stargaze people

The Orionid meteor shower runs from October 17-25, 2015, and peaks in the early morning of October 21. Slooh will present a live broadcast of this active and reliable meteor shower in conjunction with our multiple partner sites around the world.Like all meteor showers, the Orionids occur as the Earth passes through the debris-strewn path of a comet, in this case, Halley’s Comet. The meteors are simply tiny bits of ice and dust that fell away from the comet and plowed into our atmosphere.
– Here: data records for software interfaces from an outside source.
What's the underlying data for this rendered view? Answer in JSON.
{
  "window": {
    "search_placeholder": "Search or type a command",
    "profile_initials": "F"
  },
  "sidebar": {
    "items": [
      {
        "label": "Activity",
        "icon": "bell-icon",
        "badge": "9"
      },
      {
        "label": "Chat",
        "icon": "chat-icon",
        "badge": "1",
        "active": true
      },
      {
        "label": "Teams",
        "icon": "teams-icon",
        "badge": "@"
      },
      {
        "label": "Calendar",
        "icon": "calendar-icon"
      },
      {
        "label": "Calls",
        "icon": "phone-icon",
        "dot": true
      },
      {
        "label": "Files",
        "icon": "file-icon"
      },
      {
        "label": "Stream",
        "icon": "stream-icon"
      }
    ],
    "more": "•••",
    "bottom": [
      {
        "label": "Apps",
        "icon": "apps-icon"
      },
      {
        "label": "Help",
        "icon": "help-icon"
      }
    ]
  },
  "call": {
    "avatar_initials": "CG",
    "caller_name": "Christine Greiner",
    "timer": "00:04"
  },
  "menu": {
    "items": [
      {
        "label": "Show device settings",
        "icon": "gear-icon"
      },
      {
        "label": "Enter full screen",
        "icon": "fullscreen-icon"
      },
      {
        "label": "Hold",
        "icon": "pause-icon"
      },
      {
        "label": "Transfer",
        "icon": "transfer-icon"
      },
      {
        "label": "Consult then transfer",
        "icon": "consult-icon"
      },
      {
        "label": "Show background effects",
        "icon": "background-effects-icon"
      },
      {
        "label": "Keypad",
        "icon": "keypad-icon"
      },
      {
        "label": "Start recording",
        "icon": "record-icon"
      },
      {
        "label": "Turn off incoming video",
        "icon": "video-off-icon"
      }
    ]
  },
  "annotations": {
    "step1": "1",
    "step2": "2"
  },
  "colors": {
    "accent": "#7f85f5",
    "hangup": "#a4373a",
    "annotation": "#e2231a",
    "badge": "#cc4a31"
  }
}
Because of the geometry of the Earth’ orbit relative to the debris stream, the Orionids appear to originate from a point near the upraised ‘club’ of the constellation Orion just north of the bright red-orange star Betelgeuse.

Debris from Comet Halley also produces the Eta Aquariid meteor shower in May each year. Slooh members can see a recording of our live 2015 broadcast of the Eta Aquariids at this link.

The Orionid meteors will be visible to observers in both the northern and southern hemispheres. If a meteor traces its path back in the direction of Orion, that means it’s likely an Orionid. More meteors are typically visible after midnight as the Earth turns into the debris field of Comet Halley.

The first-quarter Moon will set after midnight at the peak of the shower year, so it will be a great year to see the Orionids. At its peak, the Orionids can display as many as 30 meteors per hour. Mark your calendar to join Slooh for this live event.